* [GIVEN RECORDS]
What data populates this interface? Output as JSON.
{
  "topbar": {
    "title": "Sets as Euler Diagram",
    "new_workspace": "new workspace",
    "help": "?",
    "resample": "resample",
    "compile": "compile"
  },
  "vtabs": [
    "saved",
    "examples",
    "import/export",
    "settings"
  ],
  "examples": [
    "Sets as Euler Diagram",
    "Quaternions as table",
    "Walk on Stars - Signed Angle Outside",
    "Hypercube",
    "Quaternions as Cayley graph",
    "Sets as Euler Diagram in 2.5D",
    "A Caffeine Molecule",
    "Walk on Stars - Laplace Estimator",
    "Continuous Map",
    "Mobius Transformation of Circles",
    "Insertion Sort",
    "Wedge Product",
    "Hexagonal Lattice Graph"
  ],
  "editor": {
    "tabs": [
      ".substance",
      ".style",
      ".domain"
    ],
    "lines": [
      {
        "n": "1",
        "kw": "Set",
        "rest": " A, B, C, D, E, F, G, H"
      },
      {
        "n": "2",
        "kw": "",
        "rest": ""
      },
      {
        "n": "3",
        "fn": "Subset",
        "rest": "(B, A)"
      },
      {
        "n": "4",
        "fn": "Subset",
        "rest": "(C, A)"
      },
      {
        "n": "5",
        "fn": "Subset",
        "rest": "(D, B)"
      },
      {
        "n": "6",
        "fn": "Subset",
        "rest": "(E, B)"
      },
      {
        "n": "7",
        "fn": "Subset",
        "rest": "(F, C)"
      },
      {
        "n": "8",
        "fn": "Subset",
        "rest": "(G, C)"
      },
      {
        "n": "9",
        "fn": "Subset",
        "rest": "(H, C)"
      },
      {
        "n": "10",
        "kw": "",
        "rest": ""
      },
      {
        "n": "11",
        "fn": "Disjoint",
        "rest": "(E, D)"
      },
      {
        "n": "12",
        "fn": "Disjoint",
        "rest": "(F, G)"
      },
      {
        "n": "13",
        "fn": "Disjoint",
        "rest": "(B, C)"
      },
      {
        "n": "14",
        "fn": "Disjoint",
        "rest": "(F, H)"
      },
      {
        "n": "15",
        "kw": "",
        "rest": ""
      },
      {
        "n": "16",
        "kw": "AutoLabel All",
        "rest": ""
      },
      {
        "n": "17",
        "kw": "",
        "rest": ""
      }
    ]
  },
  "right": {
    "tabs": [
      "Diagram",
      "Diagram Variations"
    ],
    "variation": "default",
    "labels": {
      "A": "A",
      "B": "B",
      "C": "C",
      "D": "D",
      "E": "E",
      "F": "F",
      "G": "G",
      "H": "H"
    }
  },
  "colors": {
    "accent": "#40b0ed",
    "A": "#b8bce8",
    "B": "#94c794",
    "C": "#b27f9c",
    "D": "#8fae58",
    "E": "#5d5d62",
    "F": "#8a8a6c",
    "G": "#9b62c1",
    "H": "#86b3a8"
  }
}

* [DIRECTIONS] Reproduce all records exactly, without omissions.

* [EXPECTED ANSWER]
What data populates this interface? Output as JSON.
{
  "topbar": {
    "title": "Sets as Euler Diagram",
    "new_workspace": "new workspace",
    "help": "?",
    "resample": "resample",
    "compile": "compile"
  },
  "vtabs": [
    "saved",
    "examples",
    "import/export",
    "settings"
  ],
  "examples": [
    "Sets as Euler Diagram",
    "Quaternions as table",
    "Walk on Stars - Signed Angle Outside",
    "Hypercube",
    "Quaternions as Cayley graph",
    "Sets as Euler Diagram in 2.5D",
    "A Caffeine Molecule",
    "Walk on Stars - Laplace Estimator",
    "Continuous Map",
    "Mobius Transformation of Circles",
    "Insertion Sort",
    "Wedge Product",
    "Hexagonal Lattice Graph"
  ],
  "editor": {
    "tabs": [
      ".substance",
      ".style",
      ".domain"
    ],
    "lines": [
      {
        "n": "1",
        "kw": "Set",
        "rest": " A, B, C, D, E, F, G, H"
      },
      {
        "n": "2",
        "kw": "",
        "rest": ""
      },
      {
        "n": "3",
        "fn": "Subset",
        "rest": "(B, A)"
      },
      {
        "n": "4",
        "fn": "Subset",
        "rest": "(C, A)"
      },
      {
        "n": "5",
        "fn": "Subset",
        "rest": "(D, B)"
      },
      {
        "n": "6",
        "fn": "Subset",
        "rest": "(E, B)"
      },
      {
        "n": "7",
        "fn": "Subset",
        "rest": "(F, C)"
      },
      {
        "n": "8",
        "fn": "Subset",
        "rest": "(G, C)"
      },
      {
        "n": "9",
        "fn": "Subset",
        "rest": "(H, C)"
      },
      {
        "n": "10",
        "kw": "",
        "rest": ""
      },
      {
        "n": "11",
        "fn": "Disjoint",
        "rest": "(E, D)"
      },
      {
        "n": "12",
        "fn": "Disjoint",
        "rest": "(F, G)"
      },
      {
        "n": "13",
        "fn": "Disjoint",
        "rest": "(B, C)"
      },
      {
        "n": "14",
        "fn": "Disjoint",
        "rest": "(F, H)"
      },
      {
        "n": "15",
        "kw": "",
        "rest": ""
      },
      {
        "n": "16",
        "kw": "AutoLabel All",
        "rest": ""
      },
      {
        "n": "17",
        "kw": "",
        "rest": ""
      }
    ]
  },
  "right": {
    "tabs": [
      "Diagram",
      "Diagram Variations"
    ],
    "variation": "default",
    "labels": {
      "A": "A",
      "B": "B",
      "C": "C",
      "D": "D",
      "E": "E",
      "F": "F",
      "G": "G",
      "H": "H"
    }
  },
  "colors": {
    "accent": "#40b0ed",
    "A": "#b8bce8",
    "B": "#94c794",
    "C": "#b27f9c",
    "D": "#8fae58",
    "E": "#5d5d62",
    "F": "#8a8a6c",
    "G": "#9b62c1",
    "H": "#86b3a8"
  }
}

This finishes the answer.